Microsoft Office Tutorials and References

In Depth Information

**From Data Entry to Data Creation: Formula Basics and Beyond**

C H A P T E R 3

■ ■ ■

From Data Entry to Data Creation:

Formula Basics and Beyond

Now that we’ve gotten this far, we need to remind ourselves of the obvious: Excel is all about
doing

something with the data once it’s been nestled into its cells—analyzing it, presenting it, and synergizing

something new from all those static numbers and text entries; and that reminder takes us to a new

domain of have-to-knows—the world of
formulas
and
functions
. It’s here, once you learn the

fundamentals, that you begin to sense the nearly infinite potential of the application—starting of course

with the how-tos for adding those rows and columns.

The very first thing you need to know about formulas is that by that term I’m referring to
any

expression you can write in a cell which conjures something new from the existing data—and it doesn’t

have to work with numbers, either. Learning which, or how many, students in a lecture class have a last

name starting with the letter L or how many major league baseball players were born in Nevada may not

be what’s keeping you up at night, but if you need to know these things and the basic data are there,

there’s a formula-based way to find out.

The second indispensible thing to know about formulas is that they
always
begin with the equal

sign. This, then, is a formula:

=3+5

And this isn’t:

3+5

That latter expression is pure
text
, and won’t “do” anything more than appear in the cell in which

you inscribed it. The voice of experience is speaking: if you write a formula, no matter how ingenious

and complex, and you leave out the equal sign, what you get is text.

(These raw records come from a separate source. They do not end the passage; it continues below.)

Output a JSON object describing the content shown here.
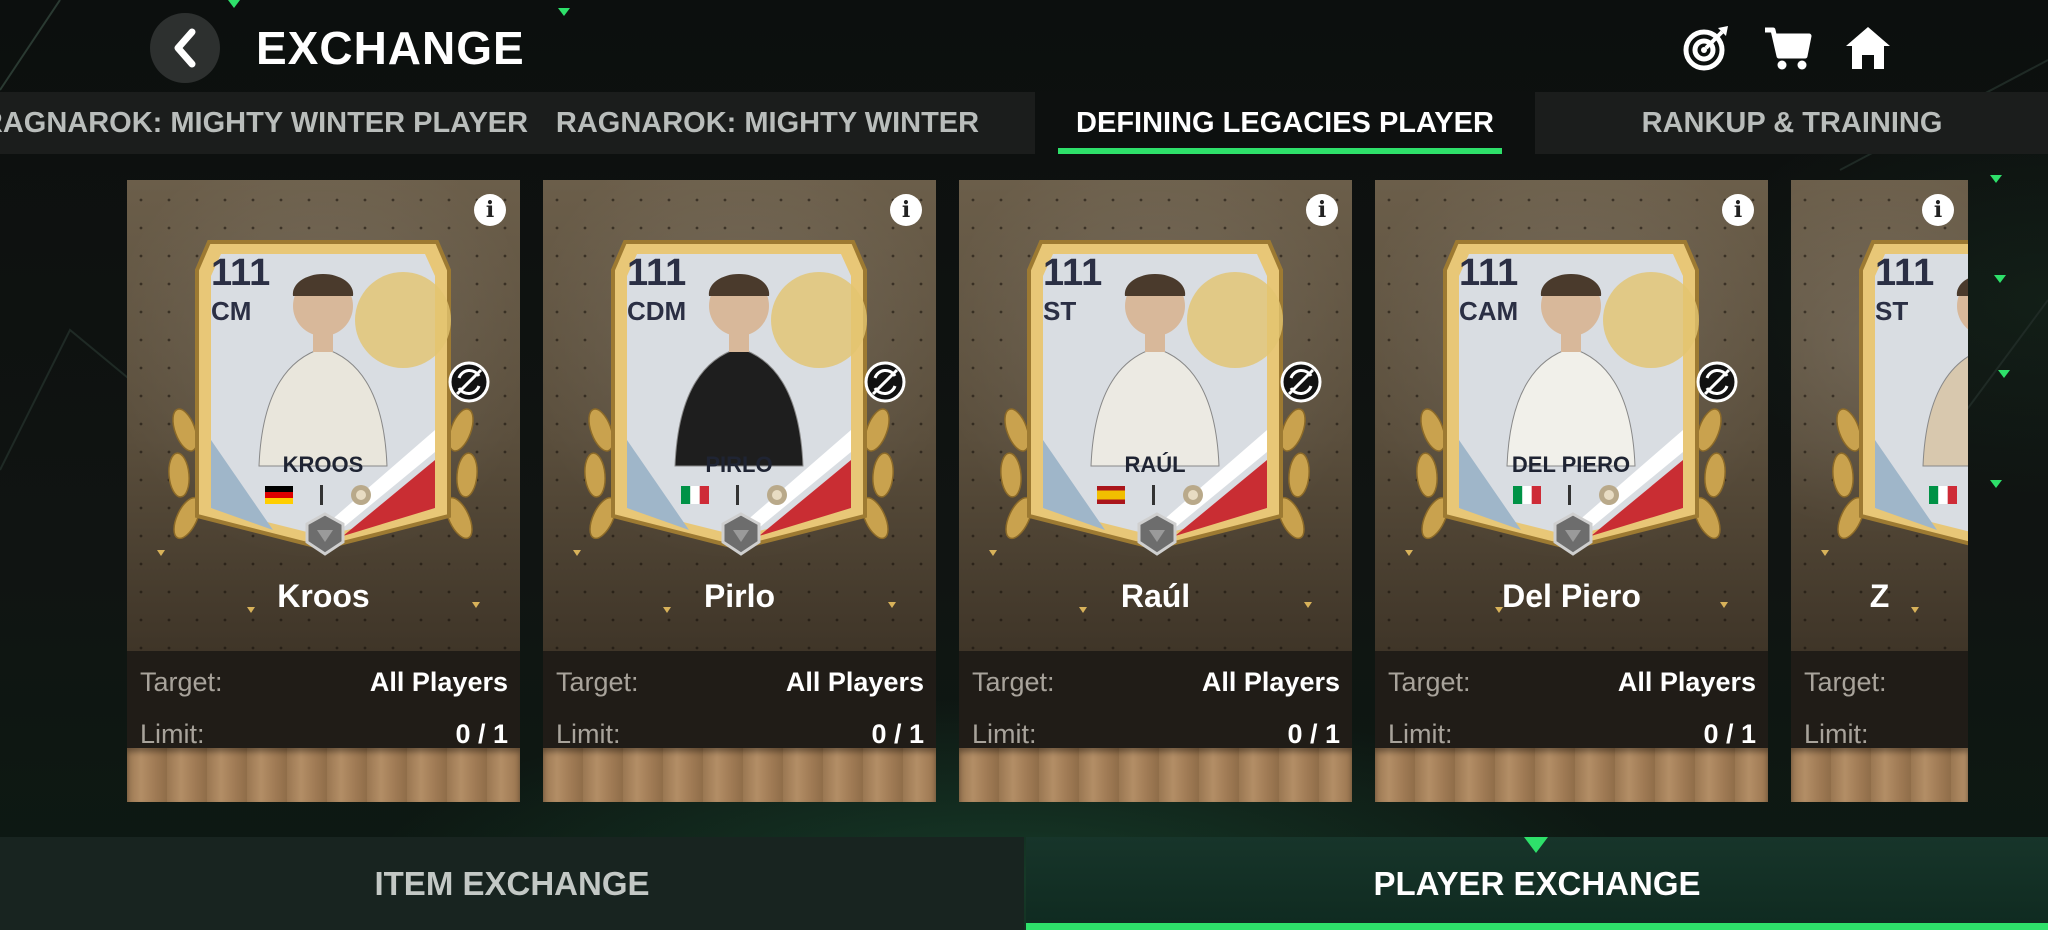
{
  "header": {
    "title": "EXCHANGE",
    "icons": [
      "target-icon",
      "cart-icon",
      "home-icon"
    ]
  },
  "tabs": [
    {
      "label": "RAGNAROK: MIGHTY WINTER PLAYER",
      "active": false
    },
    {
      "label": "RAGNAROK: MIGHTY WINTER",
      "active": false
    },
    {
      "label": "DEFINING LEGACIES PLAYER",
      "active": true
    },
    {
      "label": "RANKUP & TRAINING",
      "active": false
    }
  ],
  "cards": [
    {
      "rating": "111",
      "position": "CM",
      "card_name": "KROOS",
      "name": "Kroos",
      "target_label": "Target:",
      "target": "All Players",
      "limit_label": "Limit:",
      "limit": "0 / 1",
      "flag": "germany",
      "kit_color": "#e9e6dc"
    },
    {
      "rating": "111",
      "position": "CDM",
      "card_name": "PIRLO",
      "name": "Pirlo",
      "target_label": "Target:",
      "target": "All Players",
      "limit_label": "Limit:",
      "limit": "0 / 1",
      "flag": "italy",
      "kit_color": "#1e1e1e"
    },
    {
      "rating": "111",
      "position": "ST",
      "card_name": "RAÚL",
      "name": "Raúl",
      "target_label": "Target:",
      "target": "All Players",
      "limit_label": "Limit:",
      "limit": "0 / 1",
      "flag": "spain",
      "kit_color": "#eceae3"
    },
    {
      "rating": "111",
      "position": "CAM",
      "card_name": "DEL PIERO",
      "name": "Del Piero",
      "target_label": "Target:",
      "target": "All Players",
      "limit_label": "Limit:",
      "limit": "0 / 1",
      "flag": "italy",
      "kit_color": "#f1f0ea"
    },
    {
      "rating": "111",
      "position": "ST",
      "card_name": "Z",
      "name": "Z",
      "target_label": "Target:",
      "target": "",
      "limit_label": "Limit:",
      "limit": "",
      "flag": "italy",
      "kit_color": "#d8c8ae"
    }
  ],
  "bottom_tabs": [
    {
      "label": "ITEM EXCHANGE",
      "active": false
    },
    {
      "label": "PLAYER EXCHANGE",
      "active": true
    }
  ],
  "colors": {
    "accent": "#2ee06a",
    "card_bg": "#5a4e3c",
    "gold": "#d8b25a"
  }
}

And since I seem to have written a formula just a few lines ago, let’s take a second look at it while it’s on

hand. Entering =3+5 in a cell will indeed yield the answer you’ve been looking for: 8, but we need to learn a

bit more about the relationship between that answer and the formula that gave rise to it.

Go to any cell, say B6, and type =3+5, followed as usual by Enter or any other navigational optionl

such as the checkmark. First, of course, the number 8 stations itself in the cell. Then click back on B6,

and take a look at the
Formula Bar
, shown in Figure 3–1: